Earlier this fall there was a lot of talk about e-readers being a popular holiday gift this year. One poll indicated that 21% of respondents planned to get an e-reader this year. So why have Barnes & Noble and Sony done such a bad job of managing inventory?
Sony's flagship e-reader, the Reader Daily Edition, is available for pre-order, but orders have a ship date of anywhere from December 18th to January 8th, and Sony won't guarantee a delivery date. Barnes & Noble is shipping the Nook in time for the holidays, but only to people who pre-ordered before November 20th. Brick & mortar Barnes & Noble stores were supposed to get Nooks on November 30th, but that has been delayed to December 7th and now the Nook will only be in their "high-volume" stores in limited numbers, according to an article at The Wall Street Journal.
Normally I'd assume shortages of a potentially hot new gadget would be a marketing ploy: using artificial scarcity to drive up demand is a tactic used since hucksters were selling snake oil out of the back of their horse-drawn carriages.
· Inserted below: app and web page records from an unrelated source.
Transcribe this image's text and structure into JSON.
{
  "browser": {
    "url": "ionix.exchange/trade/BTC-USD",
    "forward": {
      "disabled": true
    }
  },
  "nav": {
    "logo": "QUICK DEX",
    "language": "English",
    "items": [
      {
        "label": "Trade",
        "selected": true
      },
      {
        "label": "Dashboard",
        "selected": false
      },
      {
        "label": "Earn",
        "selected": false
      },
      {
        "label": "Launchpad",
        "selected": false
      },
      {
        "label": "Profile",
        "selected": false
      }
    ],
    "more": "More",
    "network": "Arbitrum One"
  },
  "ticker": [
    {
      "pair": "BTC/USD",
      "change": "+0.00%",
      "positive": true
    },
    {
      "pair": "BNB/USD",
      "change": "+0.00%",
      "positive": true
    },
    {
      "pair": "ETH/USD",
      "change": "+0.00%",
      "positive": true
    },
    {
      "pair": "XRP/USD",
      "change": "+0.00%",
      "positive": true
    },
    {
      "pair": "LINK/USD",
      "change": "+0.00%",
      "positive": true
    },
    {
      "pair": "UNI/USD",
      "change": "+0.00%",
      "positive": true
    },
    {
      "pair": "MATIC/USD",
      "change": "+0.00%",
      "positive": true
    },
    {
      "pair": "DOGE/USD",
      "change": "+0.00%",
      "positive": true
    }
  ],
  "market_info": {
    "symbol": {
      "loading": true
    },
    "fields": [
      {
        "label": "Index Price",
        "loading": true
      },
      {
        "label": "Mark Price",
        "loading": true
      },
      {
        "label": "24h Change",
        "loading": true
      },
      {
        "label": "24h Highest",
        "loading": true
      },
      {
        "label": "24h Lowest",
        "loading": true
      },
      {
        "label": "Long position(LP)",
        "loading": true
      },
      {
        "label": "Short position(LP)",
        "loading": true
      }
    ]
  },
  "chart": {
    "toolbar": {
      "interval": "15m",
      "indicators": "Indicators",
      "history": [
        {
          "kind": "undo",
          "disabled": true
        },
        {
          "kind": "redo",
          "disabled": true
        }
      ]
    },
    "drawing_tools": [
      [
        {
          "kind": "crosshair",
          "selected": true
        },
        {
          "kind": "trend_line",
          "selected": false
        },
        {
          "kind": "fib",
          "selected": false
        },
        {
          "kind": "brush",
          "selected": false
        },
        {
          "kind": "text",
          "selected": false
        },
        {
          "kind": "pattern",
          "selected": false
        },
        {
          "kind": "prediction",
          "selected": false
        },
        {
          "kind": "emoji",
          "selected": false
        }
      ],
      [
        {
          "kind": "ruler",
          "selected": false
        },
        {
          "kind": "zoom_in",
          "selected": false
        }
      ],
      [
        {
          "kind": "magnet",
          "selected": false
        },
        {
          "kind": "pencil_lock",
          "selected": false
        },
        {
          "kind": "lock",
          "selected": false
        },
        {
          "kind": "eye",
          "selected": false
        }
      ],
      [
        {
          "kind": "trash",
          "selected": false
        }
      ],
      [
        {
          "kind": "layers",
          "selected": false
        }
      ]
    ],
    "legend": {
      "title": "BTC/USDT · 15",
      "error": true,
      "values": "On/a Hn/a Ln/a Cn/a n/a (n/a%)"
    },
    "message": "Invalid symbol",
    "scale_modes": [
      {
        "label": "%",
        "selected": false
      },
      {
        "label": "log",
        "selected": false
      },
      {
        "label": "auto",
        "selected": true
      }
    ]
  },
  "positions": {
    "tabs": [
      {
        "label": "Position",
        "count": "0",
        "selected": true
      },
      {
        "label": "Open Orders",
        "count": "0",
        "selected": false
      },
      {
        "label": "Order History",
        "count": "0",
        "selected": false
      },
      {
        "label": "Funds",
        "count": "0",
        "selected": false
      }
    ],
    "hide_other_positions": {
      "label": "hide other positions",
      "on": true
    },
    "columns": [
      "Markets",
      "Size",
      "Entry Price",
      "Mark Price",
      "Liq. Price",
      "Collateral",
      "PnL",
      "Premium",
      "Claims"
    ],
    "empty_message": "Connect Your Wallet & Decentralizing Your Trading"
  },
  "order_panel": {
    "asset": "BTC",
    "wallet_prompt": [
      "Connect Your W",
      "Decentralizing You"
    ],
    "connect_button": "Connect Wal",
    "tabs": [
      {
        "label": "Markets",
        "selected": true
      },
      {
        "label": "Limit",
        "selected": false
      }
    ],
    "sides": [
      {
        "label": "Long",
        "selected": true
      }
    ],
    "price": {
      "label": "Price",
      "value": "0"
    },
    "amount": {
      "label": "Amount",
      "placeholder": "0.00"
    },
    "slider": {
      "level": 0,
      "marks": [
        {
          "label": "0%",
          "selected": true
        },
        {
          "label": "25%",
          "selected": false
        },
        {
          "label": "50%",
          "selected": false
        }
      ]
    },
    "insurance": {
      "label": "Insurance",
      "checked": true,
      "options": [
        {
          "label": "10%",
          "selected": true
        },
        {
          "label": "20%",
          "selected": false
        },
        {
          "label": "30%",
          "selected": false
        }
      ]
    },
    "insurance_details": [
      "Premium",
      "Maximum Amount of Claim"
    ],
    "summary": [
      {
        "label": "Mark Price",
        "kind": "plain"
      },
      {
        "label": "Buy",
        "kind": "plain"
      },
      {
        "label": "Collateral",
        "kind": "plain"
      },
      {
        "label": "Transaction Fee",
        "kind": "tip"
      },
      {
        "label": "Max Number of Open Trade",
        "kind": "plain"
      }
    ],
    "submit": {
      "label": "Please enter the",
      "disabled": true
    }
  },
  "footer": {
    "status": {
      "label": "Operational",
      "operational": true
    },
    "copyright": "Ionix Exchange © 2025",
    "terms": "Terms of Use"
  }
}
I don't think that's the case this time. People hoping to give or get an e-reader this holiday season have a readily available, popular alternative – the Amazon Kindle – which is in-stock and ready to ship (and Amazon is advertising the Kindle on TV).
So what's the truth here? Were Sony and Barnes & Noble just caught by surprise? Did they not expect their devices to sell? That makes no sense. Have they just been behind schedule since well before launch, unable to get ahead of demand? Maybe. All three of the 'major' e-reader vendors seems quite reluctant to talk numbers, which would suggest that those numbers aren't high enough to be impressive, so why can't they make enough of the things to meet demand? If this is a marketing tactic, it's a bad one.
Were you hoping to get a Nook or a Reader Daily Edition for the holidays? I had the Nook on my wishlist, personally. But given that it won't be here in time for the holidays, I've scratched it off my list and I'll possibly buy myself one later in the spring, or perhaps just wait for the inevitable improvements in some future Nook II (or a price cut). By blowing the ship date, Barnes & Noble has taken the urgency away from the purchase. If I really, really wanted an e-reader as a holiday gift, I'd "settle" for a Kindle since the gift buyers in my life can easily obtain one. Either way, Barnes & Noble (and the same would apply to Sony) has at best deferred and at worst lost a sale thanks to their inability to manufacture enough of their highly marketed device.
Hmm, what are the odds that December 7th hits and every Barnes & Noble store has stacks and stacks of Nooks for sale?